This is why the Catholic doctrine of “transubstantiation” is an error. The doctrine asserts that at the Lord’s Supper, the bread and wine are transubstantiated, or transformed, into the physical flesh and blood of Jesus Christ. Though the surface appearance, the accidents, of the bread and wine remains unchanged, the substance of the bread and wine, they argue, is changed to the actual, physical flesh and blood of Jesus Christ. But as we have seen, this is a misinterpretation of the passage.
Memorialism Is An Error
It does not follow from this, however, that the Lord’s Supper is merely a memorial, that there is nothing spiritual happening in our eating and drinking. This is the mistaken assumption of many Evangelicals. Sure, we’re not eating and drinking the physical body and blood of Jesus, but we are partaking in the spiritual body and blood of Jesus.
Notice the verb used in verse 54. Before, Jesus merely spoke of “eating His body,” but in verse 54, Jesus speaks of “feed[ing] on [His] flesh.” The word “feed” here is a translation of a Greek word that means to “munch on,” or “chew,” and the word “flesh,” similarly, shifts the focus from the more abstract concept of “body” to the concrete concept of “flesh.” As Theologian Lesslie Newbigin writes in his book The Light Has Come: An Exposition of the Fourth Gospel (pp. 84-85), these words intentionally draw attention to the physical dimension of our spiritual consumption at the Lord’s Supper.

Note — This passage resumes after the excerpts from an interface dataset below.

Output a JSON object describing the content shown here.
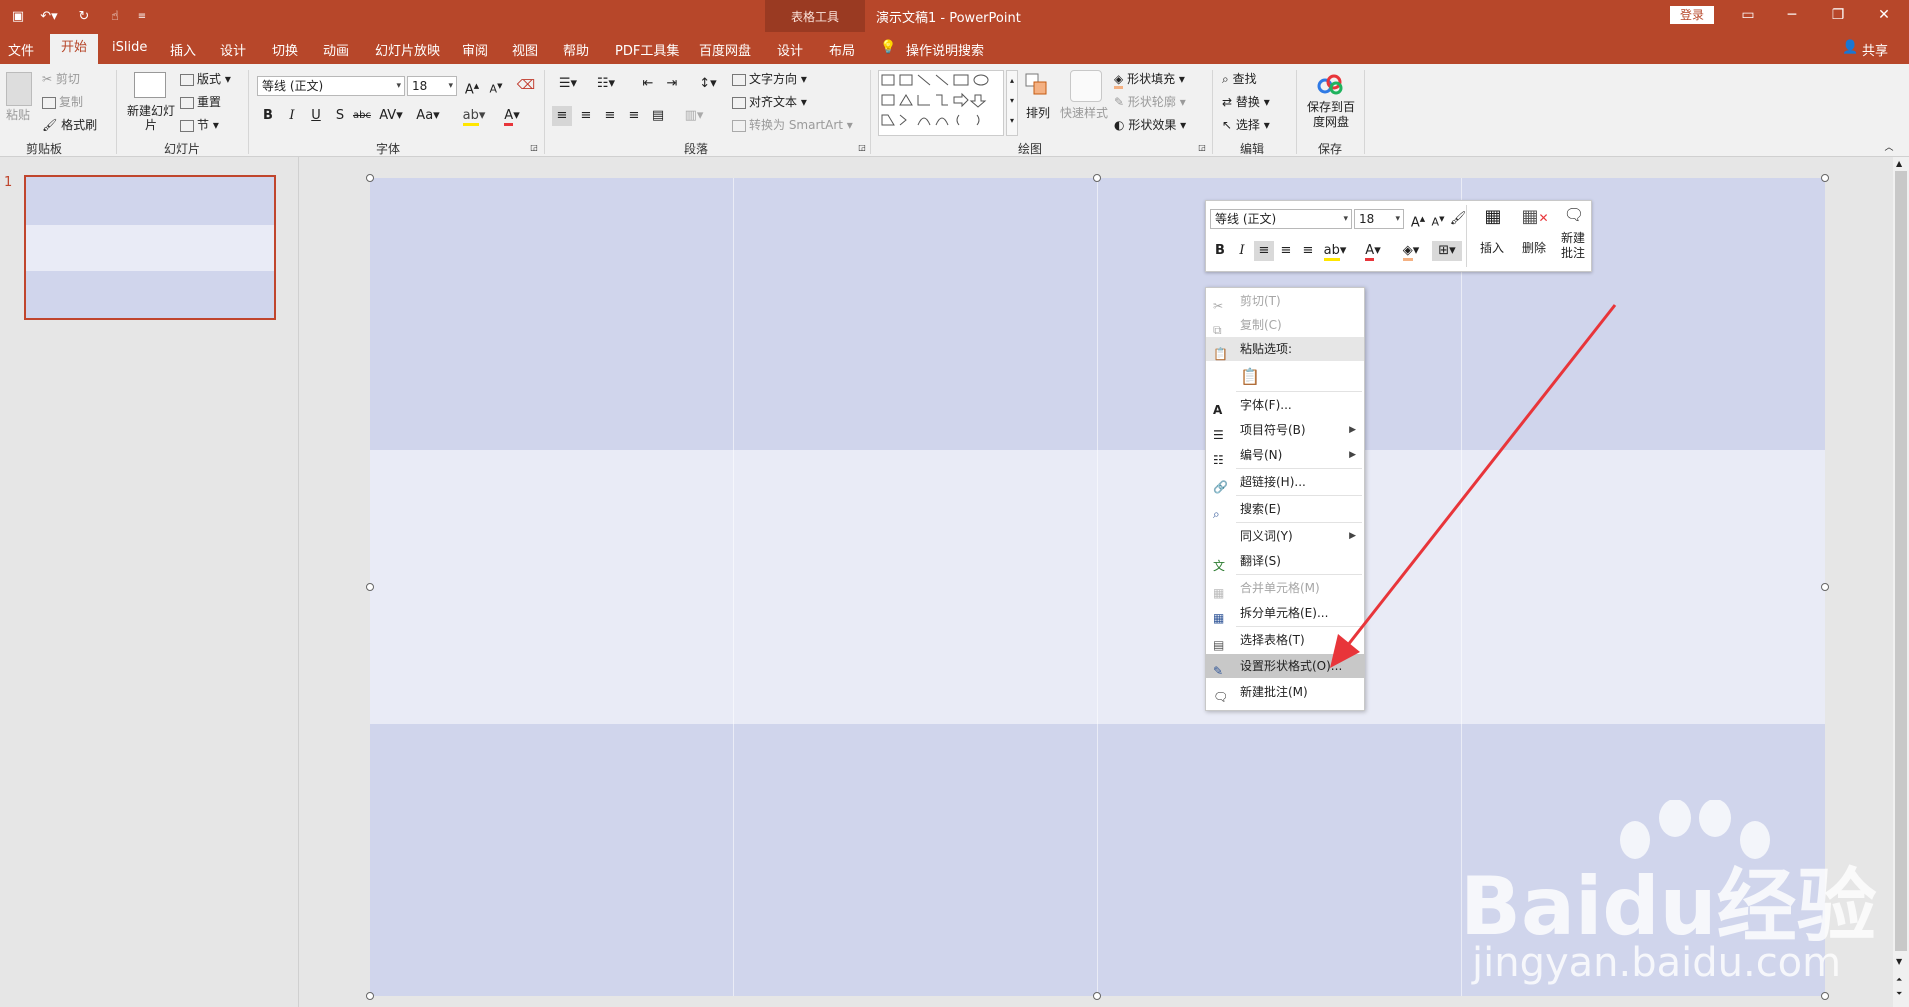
{
  "titlebar": {
    "context_tab": "表格工具",
    "document_title": "演示文稿1  -  PowerPoint",
    "login_button": "登录",
    "quick_access": [
      "save-icon",
      "undo-icon",
      "redo-icon",
      "touch-mode-icon",
      "customize-icon"
    ]
  },
  "tabs": [
    "文件",
    "开始",
    "iSlide",
    "插入",
    "设计",
    "切换",
    "动画",
    "幻灯片放映",
    "审阅",
    "视图",
    "帮助",
    "PDF工具集",
    "百度网盘",
    "设计",
    "布局"
  ],
  "tell_me": "操作说明搜索",
  "share": "共享",
  "ribbon": {
    "clipboard": {
      "label": "剪贴板",
      "paste": "粘贴",
      "cut": "剪切",
      "copy": "复制",
      "format_painter": "格式刷"
    },
    "slides": {
      "label": "幻灯片",
      "new_slide": "新建幻灯片",
      "layout": "版式",
      "reset": "重置",
      "section": "节"
    },
    "font": {
      "label": "字体",
      "font_name": "等线 (正文)",
      "font_size": "18"
    },
    "paragraph": {
      "label": "段落",
      "text_direction": "文字方向",
      "align_text": "对齐文本",
      "smartart": "转换为 SmartArt"
    },
    "drawing": {
      "label": "绘图",
      "arrange": "排列",
      "quick_styles": "快速样式",
      "shape_fill": "形状填充",
      "shape_outline": "形状轮廓",
      "shape_effect": "形状效果"
    },
    "editing": {
      "label": "编辑",
      "find": "查找",
      "replace": "替换",
      "select": "选择"
    },
    "save": {
      "label": "保存",
      "save_to_baidu": "保存到百度网盘"
    }
  },
  "slide_pane": {
    "slide_number": "1"
  },
  "mini_toolbar": {
    "font_name": "等线 (正文)",
    "font_size": "18",
    "insert": "插入",
    "delete": "删除",
    "new_comment": "新建批注"
  },
  "context_menu": {
    "cut": "剪切(T)",
    "copy": "复制(C)",
    "paste_options": "粘贴选项:",
    "font": "字体(F)...",
    "bullets": "项目符号(B)",
    "numbering": "编号(N)",
    "hyperlink": "超链接(H)...",
    "search": "搜索(E)",
    "synonyms": "同义词(Y)",
    "translate": "翻译(S)",
    "merge_cells": "合并单元格(M)",
    "split_cells": "拆分单元格(E)...",
    "select_table": "选择表格(T)",
    "format_shape": "设置形状格式(O)...",
    "new_comment": "新建批注(M)"
  },
  "watermark": {
    "brand": "Baidu",
    "brand_cn": "经验",
    "url": "jingyan.baidu.com"
  },
  "colors": {
    "accent": "#b7472a",
    "slide_dark": "#d0d5ec",
    "slide_light": "#e9ebf6",
    "arrow": "#e8353a"
  }
}
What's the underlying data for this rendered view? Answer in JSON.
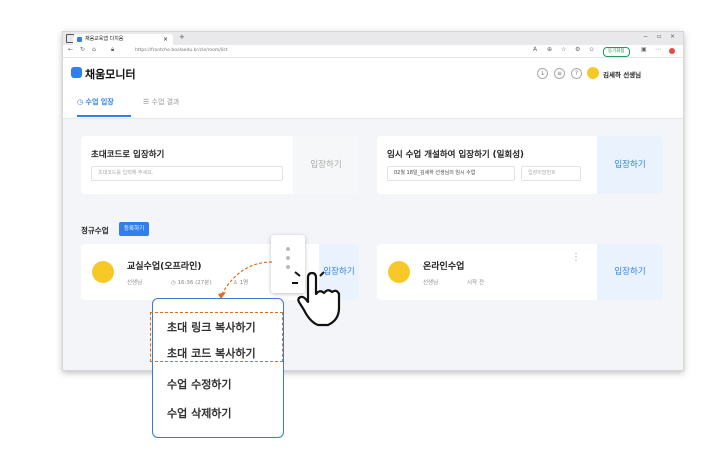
{
  "browser": {
    "tab_title": "채움교육앱 다치움",
    "url": "https://frontche.boolaedu.kr/cle/room/list",
    "profile_badge": "동기화됨"
  },
  "app": {
    "logo_text": "채움모니터",
    "user_name": "김세하 선생님",
    "user_suffix": "선생님 ∨"
  },
  "nav": {
    "tab_enter": "수업 입장",
    "tab_results": "수업 결과"
  },
  "invite_card": {
    "title": "초대코드로 입장하기",
    "placeholder": "초대코드를 입력해 주세요.",
    "button": "입장하기"
  },
  "temp_card": {
    "title": "임시 수업 개설하여 입장하기 (일회성)",
    "class_name": "02월 18일_김세하 선생님의 임시 수업",
    "password_placeholder": "입장비밀번호",
    "button": "입장하기"
  },
  "regular": {
    "title": "정규수업",
    "register_button": "등록하기"
  },
  "class_offline": {
    "name": "교실수업(오프라인)",
    "teacher": "선생님",
    "time": "16:36 (27분)",
    "people": "1명",
    "button": "입장하기"
  },
  "class_online": {
    "name": "온라인수업",
    "teacher": "선생님",
    "status": "시작 전",
    "button": "입장하기"
  },
  "context_menu": {
    "items": [
      "초대 링크 복사하기",
      "초대 코드 복사하기",
      "수업 수정하기",
      "수업 삭제하기"
    ]
  },
  "colors": {
    "accent": "#2f80ed",
    "highlight_border": "#e36b12",
    "menu_border": "#3a7bd5"
  }
}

If the preaching during our Sunday worship is the proclamation of Christ, then communion during our Sunday worship is the participation in Christ. At the Lord’s Supper, we enter into, partake in, commune with, the reality that we just heard proclaimed. What kind of participation is it?
(1) First, it is our participation in union with Christ,
(2) Second, it is our participation in the fellowship of the Triune God, and
(3) Third, it is our participation in the body of Christ, the Church.
When we eat and drink, the food enters our system and it becomes a part of us. It gets digested and provides energy for our body. Similarly, when we spiritually eat and drink Christ, He enters our system and we grow in our union with Him. So verse 56 says, “Whoever feeds on my flesh and drinks my blood abides in me, and I in him.” And through union with Christ, we enter into the fellowship of the church, which is the body of Christ. We grow into our unity with one another. And likewise, through union with Christ, we enter into the fellowship among the Father, the Son, and the Holy Spirit.
Symbol and Substance
The Lord’s Supper is not a hollow ritual, an empty reenactment. That’s why Paul writes in 1 Corinthians 10:16-17, “The cup of blessing that we bless, is it not a participation in the blood of Christ? The bread that we break, is it not a participation in the body of Christ? Because there is one bread, we who are many are one body, for we all partake of the one bread.”
Similarly, he warns in 1 Corinthians 11:27-29, “Whoever … eats the bread or drinks the cup of the Lord in an unworthy manner will be guilty concerning the body and blood of the Lord. Let a person examine himself, then, and so eat of the bread and drink of the cup. For anyone who eats and drinks without discerning the body eats and drinks judgment on himself.” This kind of dire warning makes no sense if the Lord’s Supper is all symbol and no substance.
The New Birth and Spiritual Sustenance
You can think about it this way. When we are born, we have life. Now, this life is irreversible and permanent. But it does not follow from this, that we don’t need any more sustenance. We must continue to eat and drink in order to grow and mature in the life that we have. We already have life, but we continue to eat and drink to sustain life. Similarly, when we are born again by faith, we are united, once and for all, with Jesus Christ and possess eternal life. The Lord’s Supper, then, is, like eating and drinking, a way by which we sustain spiritual life. It is a means of grace that God has given to the church by which we grow and mature in our union with Christ.
We should, therefore, seek this spiritual food, as regularly and eagerly we seek physical food. We need it until that day when our union with Christ and our fellowship with the Triune God are consummated.